China has cancelled the construction of a $6 billion nuclear procession plant in Guangdong province apparently due to public concerns over its safety.
The planned nuclear fuel processing project in south China's Guangdong Province has been cancelled, state-run Xinhua news agency reported on Satur.
The planned Longwan Industrial Park project under China National Nuclear Corporation, located in Zhishan Township in Heshan City, was cancelled, the report said, quoting officials of municipal government of Jiangmen, which administers Heshan and company sources.
The planned industrial park, with a designed capacity of 1,000 tonnes of uranium in 2020, was to feature facilities for uranium conversion, enrichment and manufacturing of nuclear fuel equipment, involving a total investment of 37 billion yuan ($6 billion), the report said.
The brief report did not mention why the project was cancelled.
This is the first nuclear project cancelled by China, which is embarking on a massive expansion of nuclear power projects.
Earlier reports said local people had expressed concerns over the safety of the processing plant handling such large quantities of uranium.
Public protests which are rare in China are now becoming common specially when it comes to preservation of the environment.
Chinese officials also halted the construction of a copper alloy plant in Sichuan province following violent protests by local residents.
The cancellation of Guangdong plant also comes in the backdrop of slowing down of the economy which was expected to contract to 7.5% this year from last year's 7.8%, amid reports of a liquidity crunch.
In March this year, China shook off concerns over nuclear safety after Fukushima disaster and announced plans to increase its installed nuclear power generation capacity to 20% this year.
By 2020 China will have the third-largest number of nuclear power-generating units in operation, following the US and France, He Yu, Chairman of the China Guangdong Nuclear Power Group said.
Nuclear power totalling 3.24 gigawatts (GW) will be added in 2013, previous reports of Xinhua quoted National Development and Reform Commission as saying.
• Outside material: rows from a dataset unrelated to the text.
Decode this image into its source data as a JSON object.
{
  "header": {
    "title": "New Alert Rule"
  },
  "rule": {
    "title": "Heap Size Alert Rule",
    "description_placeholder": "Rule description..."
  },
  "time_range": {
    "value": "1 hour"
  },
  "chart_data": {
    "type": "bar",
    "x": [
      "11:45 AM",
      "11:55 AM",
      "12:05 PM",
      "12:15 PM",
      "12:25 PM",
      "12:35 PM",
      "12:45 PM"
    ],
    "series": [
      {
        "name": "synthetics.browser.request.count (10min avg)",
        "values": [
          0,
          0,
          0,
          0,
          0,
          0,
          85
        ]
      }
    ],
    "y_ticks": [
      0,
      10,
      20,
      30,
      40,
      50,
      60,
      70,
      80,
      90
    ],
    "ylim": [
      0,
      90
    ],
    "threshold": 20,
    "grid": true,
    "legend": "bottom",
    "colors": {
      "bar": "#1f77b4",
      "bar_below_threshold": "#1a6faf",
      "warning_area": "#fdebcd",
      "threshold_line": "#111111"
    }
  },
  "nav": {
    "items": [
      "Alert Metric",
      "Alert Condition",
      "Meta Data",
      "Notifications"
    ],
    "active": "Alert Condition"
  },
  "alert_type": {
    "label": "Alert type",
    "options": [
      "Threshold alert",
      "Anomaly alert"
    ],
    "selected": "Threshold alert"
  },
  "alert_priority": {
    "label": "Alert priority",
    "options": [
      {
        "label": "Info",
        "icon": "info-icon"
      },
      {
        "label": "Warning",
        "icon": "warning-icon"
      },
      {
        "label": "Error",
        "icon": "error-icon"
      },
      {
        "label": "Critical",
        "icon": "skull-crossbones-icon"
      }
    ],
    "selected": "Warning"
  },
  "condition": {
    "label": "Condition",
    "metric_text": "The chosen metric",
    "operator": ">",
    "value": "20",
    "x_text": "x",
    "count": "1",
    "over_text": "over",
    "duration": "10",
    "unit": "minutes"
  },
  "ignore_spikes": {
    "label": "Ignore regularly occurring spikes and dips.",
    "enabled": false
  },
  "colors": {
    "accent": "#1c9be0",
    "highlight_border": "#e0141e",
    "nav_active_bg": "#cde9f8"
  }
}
According to a government white paper on energy released in October, 2012, China had 15 nuclear power-generating units in operation with a total installed capacity of 12.54 GW.
He Yu said China has another 30 units currently under construction, which will add another 32.81 GW.
The October white paper stated that nuclear power only accounts for 1.8% of China's total power output, far below the global average of 14%.
China's nuclear power development came to a halt after the Fukushima nuclear crisis that occurred in Japan in March, 2011.
The country suspended approvals for new nuclear plants and carried out a nationwide safety review after the crisis.
The approvals were cautiously resumed in October, 2012.
In January, China broke ground on a 3-billion-yuan ( USD 476 million) nuclear power project with a designed capacity of 200 megawatts in the city of Rongcheng in east China's Shandong Province.
The project will be the first in the world to feature a high-temperature gas-cooled reactor with fourth-generation features to be used for commercial purposes.
Developed by Tsinghua University, the reactor will start generating power by the end of 2017.